* I have concerns about `vendor`. I get that it (a) allows you to write something much shorter than `os(macOS) || os(iOS) || os(tvOS)`; and (b) lets you anticipate any future OS from the same vendor. But two issues that come to mind here are as follows. (1) In the Apple world, there's one vendor for multiple platforms, but in the Linux world, there'd be many vendors for one platform. It's unclear to me _how_ one might use `vendor` profitably when it's so different. Is the only or main practical use envisioned here a shorthand for Apple platforms? If so, couldn't we cut the pretense and just write `#if apple`? (2) I get that part of the motivation is that Apple may introduce a new platform and they often re-use their technologies, and it'd be nice to get your code working "for free" on a new platform. However, it seems to me that this would be unwise as a language feature. There are no guarantees at all about what a future Apple platform will look like. In other words, if `vendor(Apple)` is to evaluate `true` for every Apple OS, it is a meaningless condition, as Apple makes no guarantees whatsoever about commonalities between its current and future platforms, and one cannot reason at all about code written for such a scenario.

* Intuitively, `interop` seems fine, but I don't have much experience with Obj-C interop.
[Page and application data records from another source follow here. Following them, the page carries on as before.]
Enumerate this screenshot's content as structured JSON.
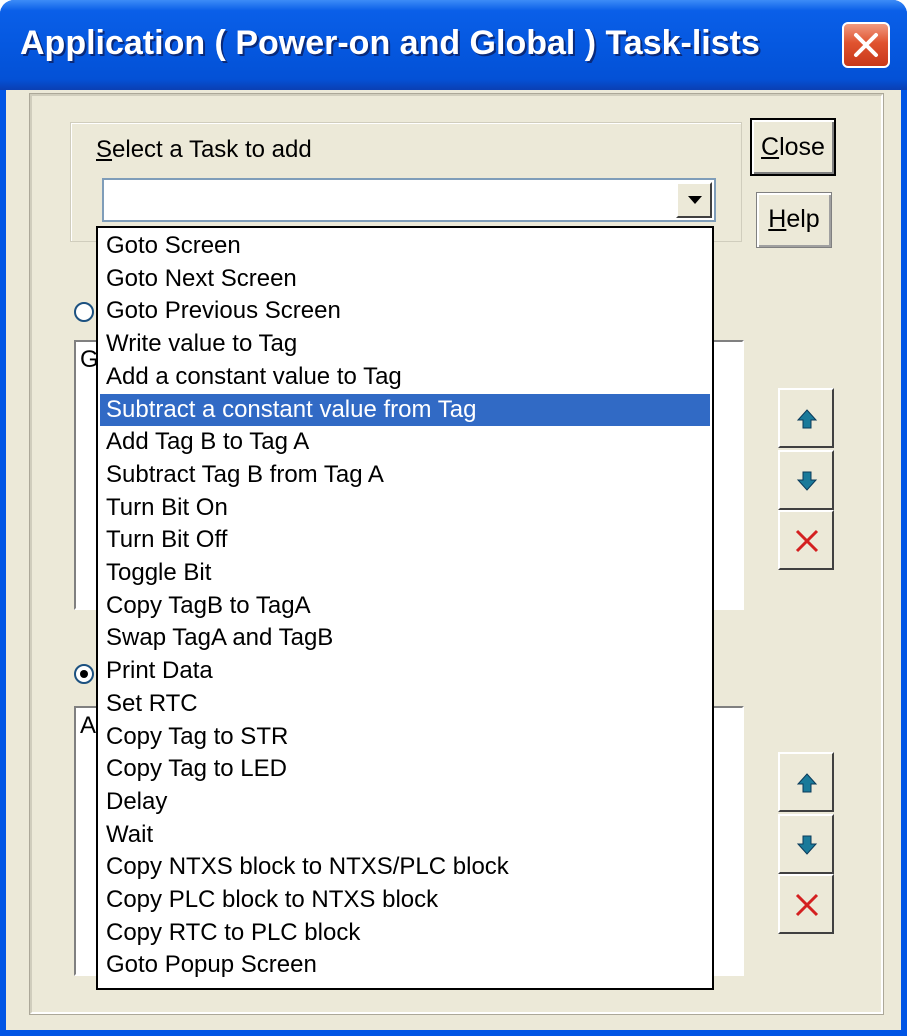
{
  "window": {
    "title": "Application ( Power-on and Global ) Task-lists",
    "close_icon": "close-x-icon"
  },
  "select_task": {
    "label_accel": "S",
    "label_rest": "elect a Task to add",
    "value": ""
  },
  "buttons": {
    "close_accel": "C",
    "close_rest": "lose",
    "help_accel": "H",
    "help_rest": "elp"
  },
  "power_on_section": {
    "list_text": "G"
  },
  "global_section": {
    "list_text": "A"
  },
  "icons": {
    "up": "arrow-up-icon",
    "down": "arrow-down-icon",
    "delete": "delete-x-icon"
  },
  "dropdown": {
    "selected_index": 5,
    "items": [
      "Goto Screen",
      "Goto Next Screen",
      "Goto Previous Screen",
      "Write value to Tag",
      "Add a constant value to Tag",
      "Subtract a constant value from Tag",
      "Add Tag B to Tag A",
      "Subtract Tag B from Tag A",
      "Turn Bit On",
      "Turn Bit Off",
      "Toggle Bit",
      "Copy TagB to TagA",
      "Swap TagA and TagB",
      "Print Data",
      "Set RTC",
      "Copy Tag to STR",
      "Copy Tag to LED",
      "Delay",
      "Wait",
      "Copy NTXS block to NTXS/PLC block",
      "Copy PLC block to NTXS block",
      "Copy RTC to PLC block",
      "Goto Popup Screen"
    ]
  },
  "colors": {
    "titlebar": "#0558e0",
    "face": "#ece9d8",
    "selection": "#316ac5"
  }
}
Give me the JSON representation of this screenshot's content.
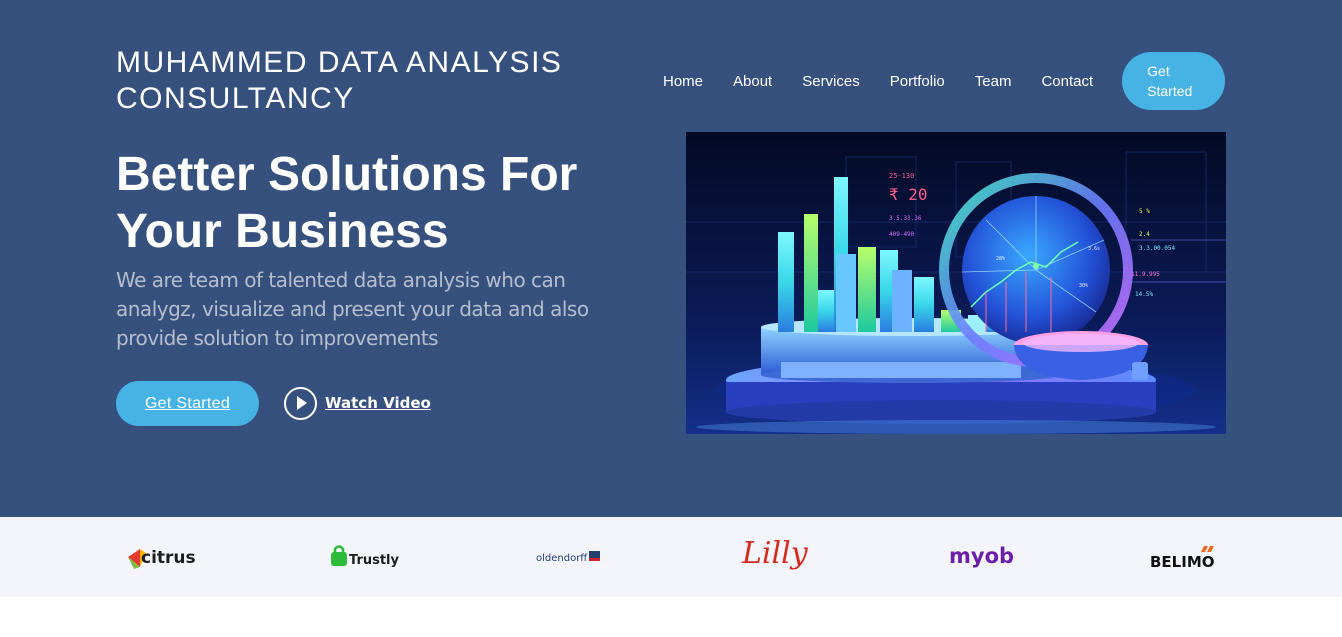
{
  "brand": {
    "name": "MUHAMMED DATA ANALYSIS CONSULTANCY"
  },
  "nav": {
    "items": [
      "Home",
      "About",
      "Services",
      "Portfolio",
      "Team",
      "Contact"
    ],
    "cta_label": "Get Started"
  },
  "hero": {
    "title": "Better Solutions For Your Business",
    "subtitle": "We are team of talented data analysis who can analygz, visualize and present your data and also provide solution to improvements",
    "get_started_label": "Get Started",
    "watch_video_label": "Watch Video",
    "image": {
      "icon": "analytics-dashboard-illustration",
      "texts": [
        "25-130",
        "₹ 20",
        "5 %",
        "2.4",
        "3.3.00.054",
        "$1.9.995",
        "14.5%"
      ]
    }
  },
  "clients": {
    "logos": [
      "citrus",
      "Trustly",
      "oldendorff",
      "Lilly",
      "myob",
      "BELIMO"
    ]
  },
  "colors": {
    "hero_bg": "#37517e",
    "accent": "#47b2e4",
    "clients_bg": "#f3f5fa"
  }
}
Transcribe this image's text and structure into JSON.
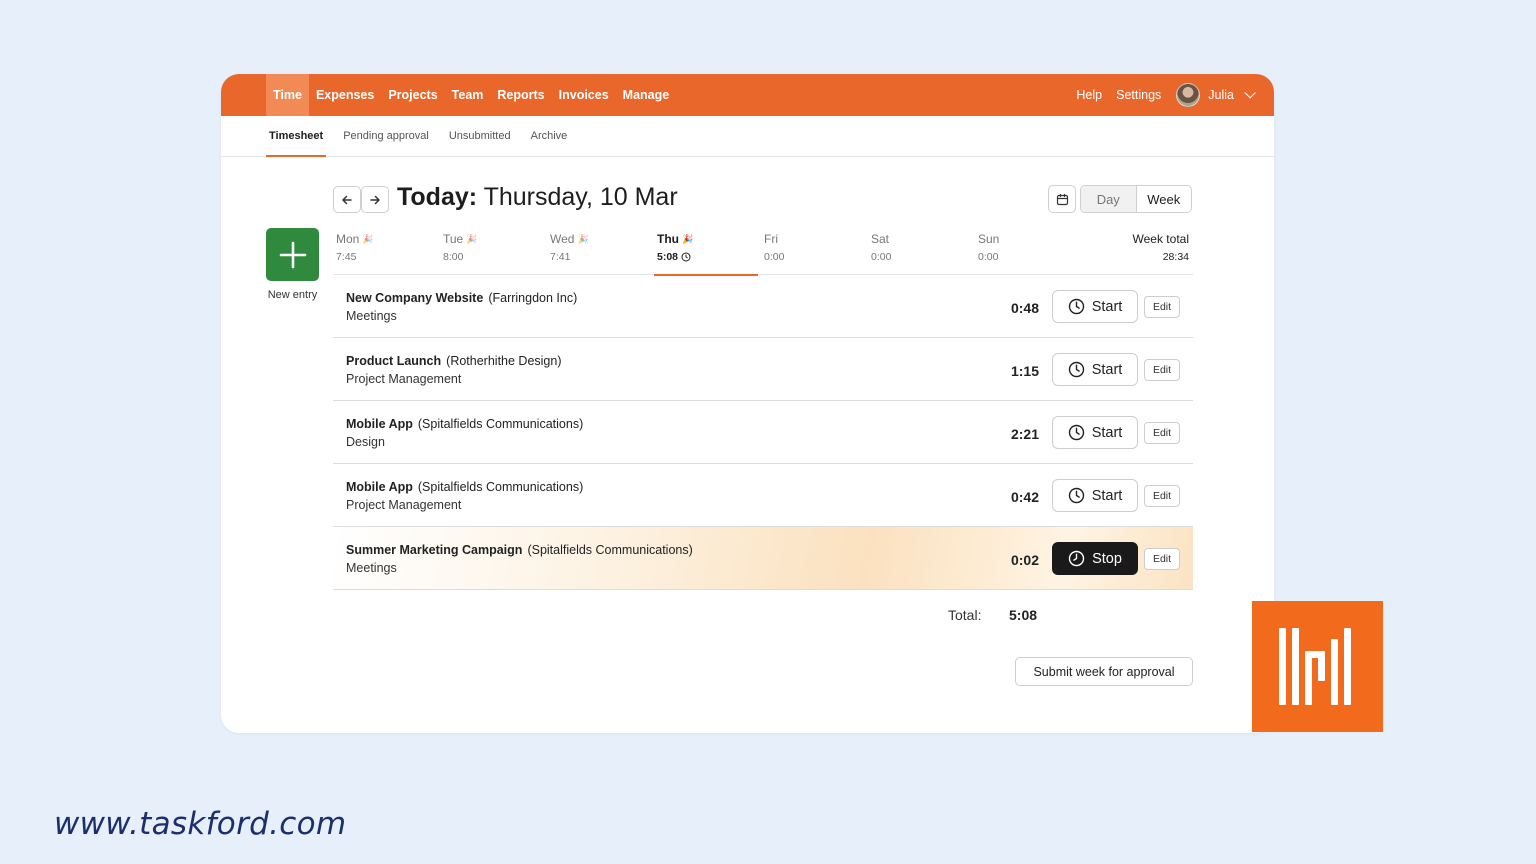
{
  "topnav": {
    "items": [
      {
        "label": "Time",
        "active": true
      },
      {
        "label": "Expenses"
      },
      {
        "label": "Projects"
      },
      {
        "label": "Team"
      },
      {
        "label": "Reports"
      },
      {
        "label": "Invoices"
      },
      {
        "label": "Manage"
      }
    ],
    "help": "Help",
    "settings": "Settings",
    "user": "Julia"
  },
  "subnav": {
    "items": [
      {
        "label": "Timesheet",
        "active": true
      },
      {
        "label": "Pending approval"
      },
      {
        "label": "Unsubmitted"
      },
      {
        "label": "Archive"
      }
    ]
  },
  "header": {
    "today_prefix": "Today:",
    "date": "Thursday, 10 Mar",
    "view_day": "Day",
    "view_week": "Week"
  },
  "new_entry": {
    "label": "New entry"
  },
  "days": [
    {
      "name": "Mon",
      "value": "7:45"
    },
    {
      "name": "Tue",
      "value": "8:00"
    },
    {
      "name": "Wed",
      "value": "7:41"
    },
    {
      "name": "Thu",
      "value": "5:08"
    },
    {
      "name": "Fri",
      "value": "0:00"
    },
    {
      "name": "Sat",
      "value": "0:00"
    },
    {
      "name": "Sun",
      "value": "0:00"
    }
  ],
  "week_total": {
    "label": "Week total",
    "value": "28:34"
  },
  "entries": [
    {
      "project": "New Company Website",
      "client": "(Farringdon Inc)",
      "task": "Meetings",
      "duration": "0:48",
      "action": "Start",
      "edit": "Edit"
    },
    {
      "project": "Product Launch",
      "client": "(Rotherhithe Design)",
      "task": "Project Management",
      "duration": "1:15",
      "action": "Start",
      "edit": "Edit"
    },
    {
      "project": "Mobile App",
      "client": "(Spitalfields Communications)",
      "task": "Design",
      "duration": "2:21",
      "action": "Start",
      "edit": "Edit"
    },
    {
      "project": "Mobile App",
      "client": "(Spitalfields Communications)",
      "task": "Project Management",
      "duration": "0:42",
      "action": "Start",
      "edit": "Edit"
    },
    {
      "project": "Summer Marketing Campaign",
      "client": "(Spitalfields Communications)",
      "task": "Meetings",
      "duration": "0:02",
      "action": "Stop",
      "edit": "Edit"
    }
  ],
  "total": {
    "label": "Total:",
    "value": "5:08"
  },
  "submit": {
    "label": "Submit week for approval"
  },
  "footer": {
    "url": "www.taskford.com"
  },
  "colors": {
    "brand": "#e9672b",
    "new_entry": "#2f8a3d",
    "logo": "#f26a1b",
    "footer_text": "#1c2f6d"
  },
  "icons": {
    "prev": "arrow-left-icon",
    "next": "arrow-right-icon",
    "calendar": "calendar-icon",
    "timer": "clock-icon",
    "today_marker": "party-icon"
  }
}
* I think a better option than testing the difference between `arch` and `os` would be great for detecting a simulator. I also think--just to bikeshed a little--we can save on having a new word for this: just have an optional argument in OS, since we're really asking is this "iOS" really the "iOS Simulator"? That is: `#if os(iOS, simulator)` vs `#if os(iOS, device)`. We can even have the compiler reject conditions such as `#if os(macOS, simulator)` if we want.

At this point, I'm just probably going to backburner this as well. No one seems particularly interested in it.

-- E

···

On Apr 24, 2017, at 4:19 PM, Xiaodi Wu <xiaodi.wu@gmail.com> wrote:

On Mon, Apr 24, 2017 at 3:07 PM, Erica Sadun via swift-evolution <swift-evolution@swift.org <mailto:swift-evolution@swift.org>> wrote:
I'm going to throw this back out into the SE arena to see if there's still interest in these.

https://github.com/apple/swift-evolution/pull/369

It seems to me that many of these are already incorporated into the language as private calls, and would only need minimal coding. Given the extremely limited timeline and the high volume of list traffic, I'm looking for specific concerns (or benefits) you see in this pitch.

Thank you,

-- Erica

_______________________________________________
swift-evolution mailing list
swift-evolution@swift.org <mailto:swift-evolution@swift.org>
https://lists.swift.org/mailman/listinfo/swift-evolution